AFGE long has argued that the new rules do little to improve service to disabled Americans while virtually guaranteeing that the entire disability application process will become more litigious. Under Barnhart’s plan, the Social Security Administration would hire an army of attorneys to evaluate denied cases as they come in the door from the state officials who make the initial determination of eligibility.
“It’s never a good sign when someone says ‘I want you to meet my lawyer,’ but that exactly how these new rules would greet disabled Americans who appeals their case in the event of a denial by state officials,” said Skwierczynski. “The entire plan is a misplaced, misguided effort. The real focus should have been on correcting the disparity of disability approval rates from state to state. Approval of federal benefits should not depend on in which state an American lives.”
Skwierczynski cited SSA data on disability benefit approval rates from state to state. In Maryland only 35 percent of disability claims are approved compared to 53 percent for the District of Columbia. Eight states have approval rates that are less than 30 percent (Tennessee, South Carolina, Georgia, Mississippi, Ohio, Alabama, Missouri, and Oregon).
Skwierczynski said service to the public, including disabled Americans, will be harmed further by a new policy of replacing only 1 field office employee for every 8 who leave.

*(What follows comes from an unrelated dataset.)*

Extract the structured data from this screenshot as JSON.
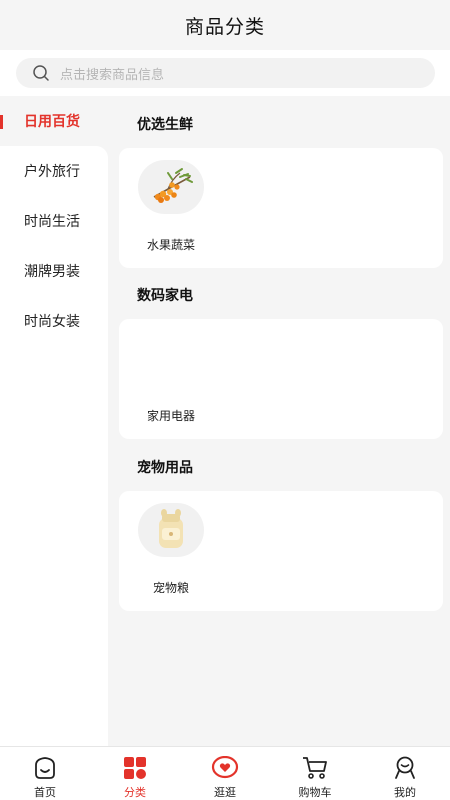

According to Skwierczynski, every other segment of SSA has a higher ratio for filling vacancies. In some offices the number of staff is actually growing.
“SSA is a people-intensive agency. Our members interact with the public face-to-face or over the phone, answering questions, taking claims and providing other assistance. The agency has become increasingly short staffed in recent years. With the oncoming baby boomer retirement tidal wave, now is the absolutely wrong time to cut staffing levels at SSA,” said Skwierczynski.